Abdulrahman said dust storms lead to greater water consumption, exacerbating shortages. “After every dust storm, people should wash their homes, yards, cars, and the trees and plants they have in their gardens,” he said.
Eerie orange skies and sand-covered streets come at a significant cost, as workers are forced to stay home, governments must invest in response and mitigation measures, factories close and flights are grounded . Dust storms also damage crops and deplete fertile soils. The United Nations estimates that the Middle East and North Africa loses about $13 billion in gross domestic product each year due to these storms.
They also have a health cost. Exposure to a sandstorm can cause coughing, runny nose, asthma attacks, eye irritation and other problems. In addition to natural particles, storms carry harmful pollutants. The elderly, children and people with respiratory illnesses, heart problems and other pre-existing conditions are particularly vulnerable, the Iraqi government has warned.
Hospitalizations in Iraq on Monday came two weeks after a storm sent at least 4,000 people to hospital with breathing problems. Another dust storm earlier in May left one dead, according to Agence France-Presse. Three people have died and hundreds have been hospitalized in eastern Syria’s Deir al-Zour province due to a sandstorm earlier this month, the Associated Press reported. Hospitals were on standby again this week as the latest storm hit the area.
The Saudi Food and Drug Authority on Tuesday called on people to wear masks and abstaining from eating foods exposed to the open air to protect against harmful particles carried by thunderstorms.
Planting trees and other vegetation is one solution. During the Dust Bowl in the United States in the 1930s, the federal government planted millions of trees to prevent the ground from continuing to blow across the Great Plains. These “windbreaks” or “green belts” reduce soil erosion and preserve soil moisture.
Saudi Arabia plans to plant 10 billion trees over the next few decades to reduce its carbon footprint and land degradation.

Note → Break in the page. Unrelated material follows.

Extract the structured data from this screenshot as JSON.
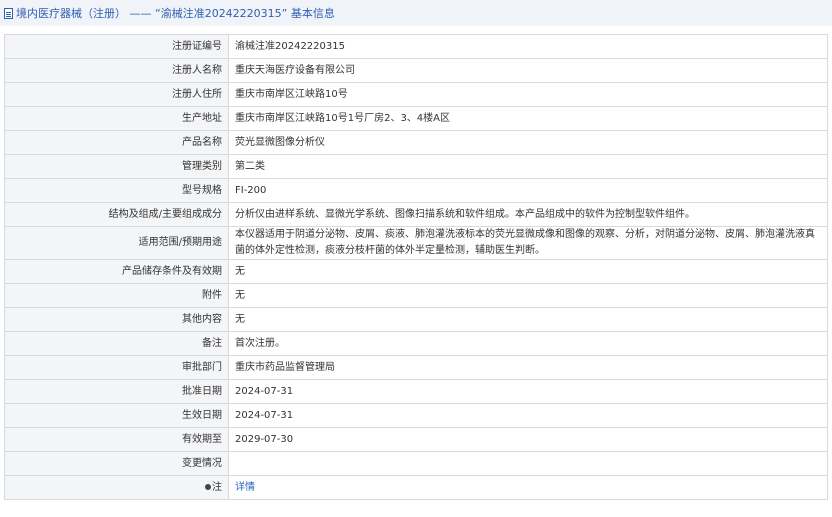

Saudi Crown Prince Mohammed bin Salman last year unveiled a United Nations-acclaimed “Middle East Green Initiative” to work with other Arab countries to plant 40 billion more in the region.
Iran, a regional rival, has spent 450 million euros ($483 million) over the past three years to mitigate sandstorm hotspots in the country by planting trees, stabilizing soil, constructing windbreaks and other measures, according to the Tehran Times.
Iraq has been experimenting with this strategy for more than a decade, planting eucalyptus, olive and date palms as part of a plan to protect the central city of Karbala, one of Iraq’s Shia holy cities. But construction delays, lack of funding and negligence contributed to the failure of the project, Agence France-Presse reported. Some blame financial mismanagement.
On May 10, the cabinet ordered the Finance Ministry to disburse some $2 million to implement a sand dune stabilization project, the Iraqi News Agency reported.
Governments in the region have invested in early warning and sandstorm monitoring systems, Keynoush said.
But regional governments should take stronger collective action to tackle the problem, she said. “We need to be ahead of the sandstorms rather than the sandstorms being ahead of us.”